§ **REQUIRED ACTION**
Search the entries below for "watermelon". Report each line where it occurs.

§ **DATA SUPPLIED**
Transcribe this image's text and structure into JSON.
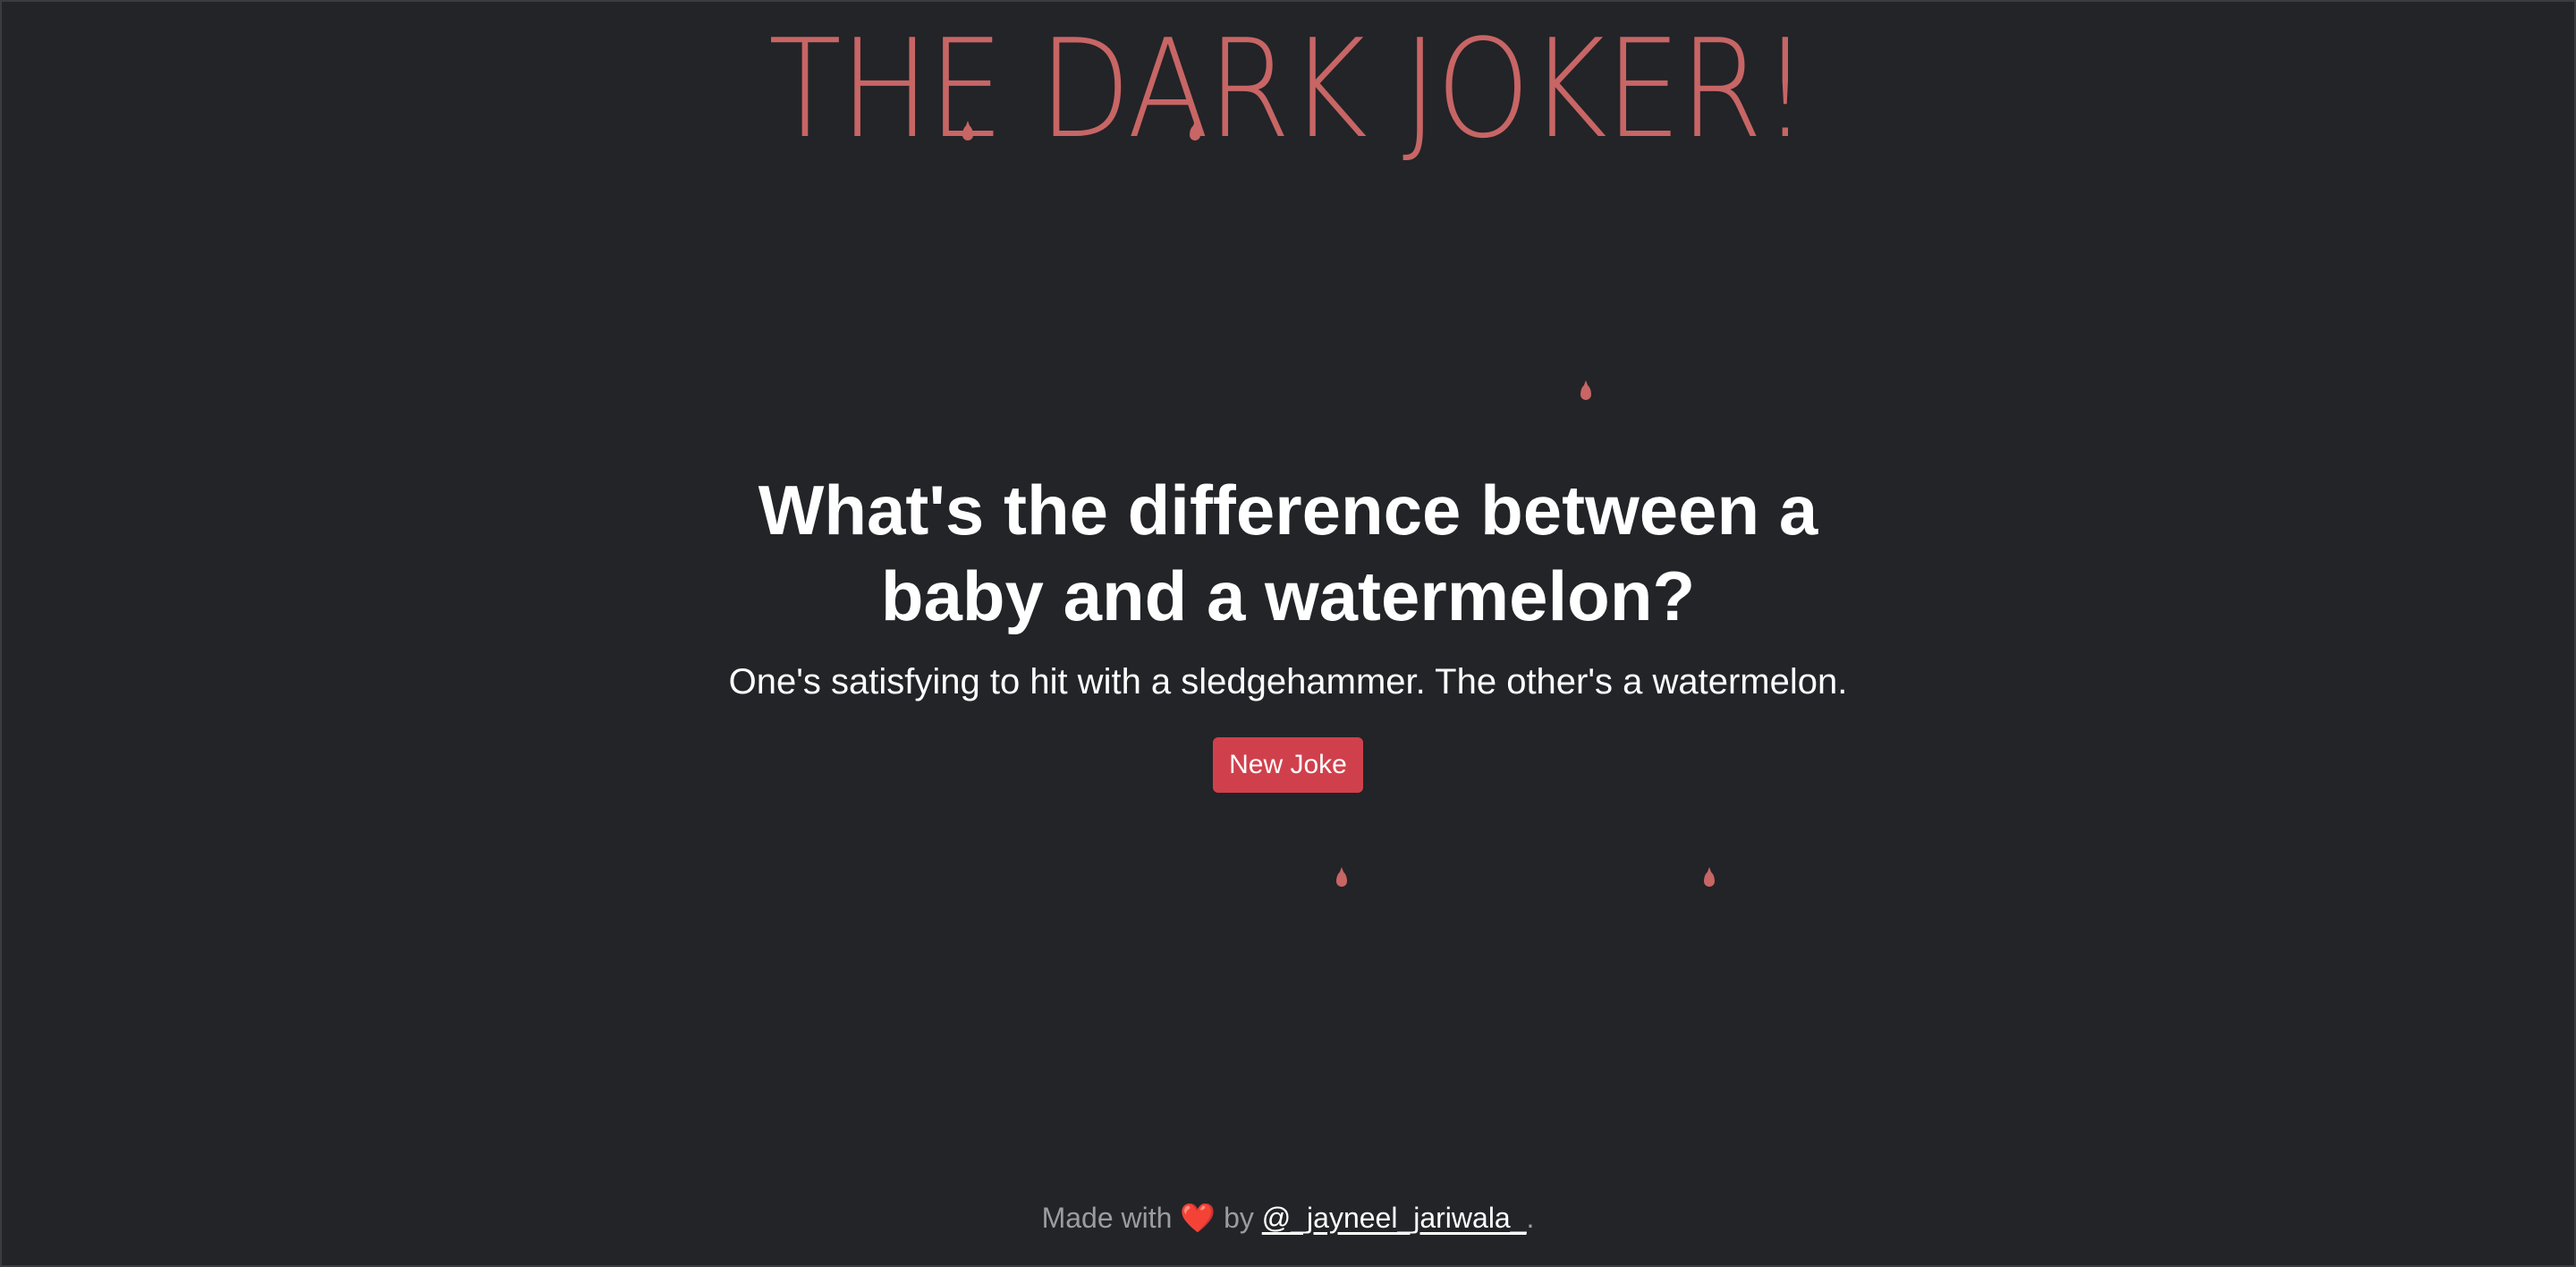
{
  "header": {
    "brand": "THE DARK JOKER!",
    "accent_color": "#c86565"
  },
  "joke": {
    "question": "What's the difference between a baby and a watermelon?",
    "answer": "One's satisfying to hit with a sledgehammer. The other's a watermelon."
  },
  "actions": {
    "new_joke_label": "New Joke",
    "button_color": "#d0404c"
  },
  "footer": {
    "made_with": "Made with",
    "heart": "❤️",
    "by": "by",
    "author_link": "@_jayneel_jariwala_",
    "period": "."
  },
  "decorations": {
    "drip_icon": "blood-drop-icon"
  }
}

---

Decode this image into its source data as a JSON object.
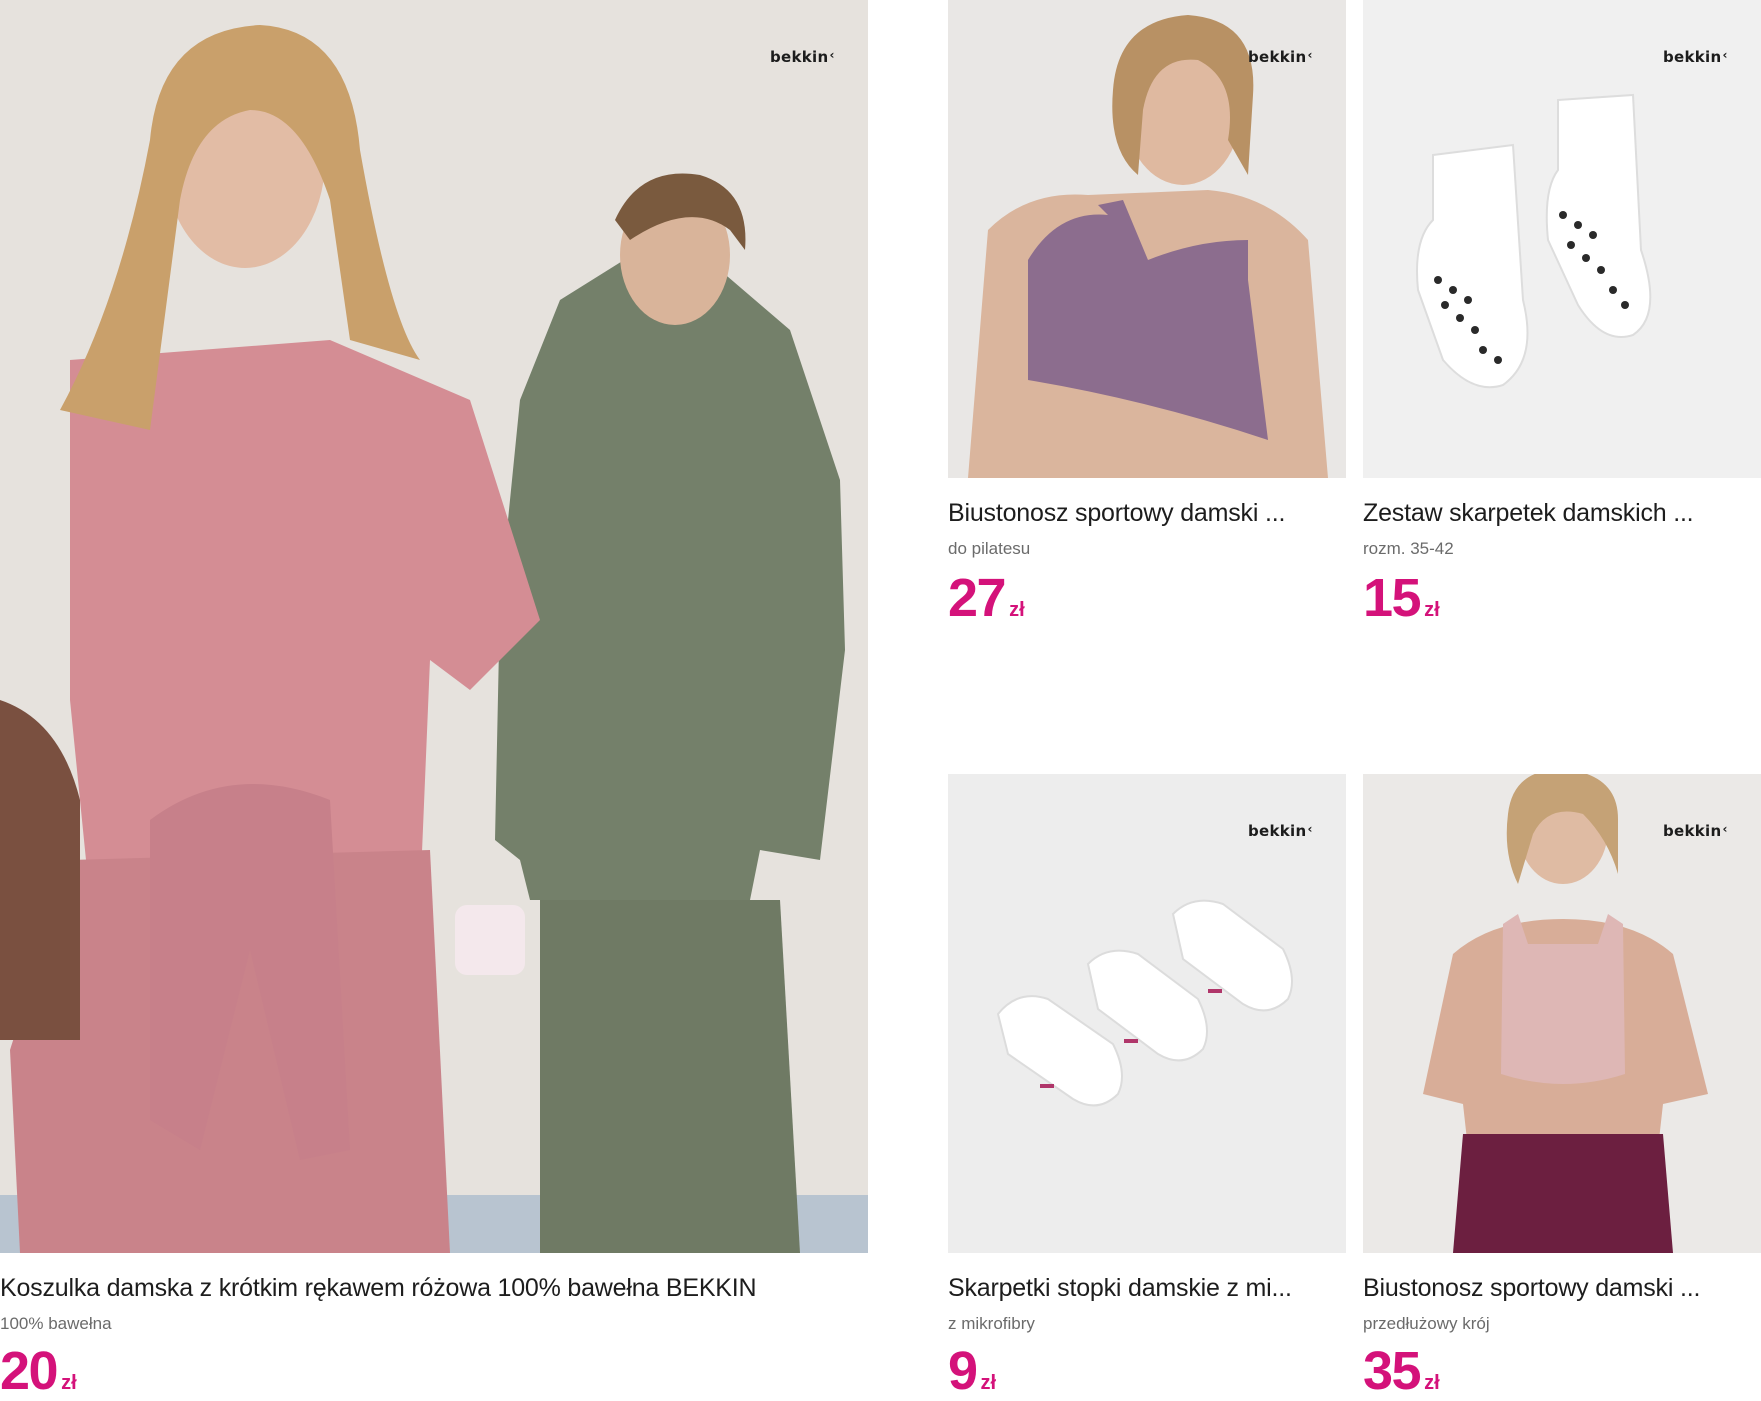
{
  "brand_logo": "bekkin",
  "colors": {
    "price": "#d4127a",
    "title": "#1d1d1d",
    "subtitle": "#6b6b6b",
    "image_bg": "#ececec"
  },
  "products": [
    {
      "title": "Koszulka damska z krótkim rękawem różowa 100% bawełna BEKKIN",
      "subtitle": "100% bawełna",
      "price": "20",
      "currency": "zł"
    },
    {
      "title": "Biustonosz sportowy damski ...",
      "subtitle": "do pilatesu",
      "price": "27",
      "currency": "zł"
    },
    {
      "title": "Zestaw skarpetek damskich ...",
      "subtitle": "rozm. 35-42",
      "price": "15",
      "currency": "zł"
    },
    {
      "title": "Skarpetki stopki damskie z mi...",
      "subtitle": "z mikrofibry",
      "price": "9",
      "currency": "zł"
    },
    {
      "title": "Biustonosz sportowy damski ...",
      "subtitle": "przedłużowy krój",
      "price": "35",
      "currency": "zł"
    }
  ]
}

§ **TASK RESULT**
    "question": "What's the difference between a baby and a watermelon?",
    "answer": "One's satisfying to hit with a sledgehammer. The other's a watermelon."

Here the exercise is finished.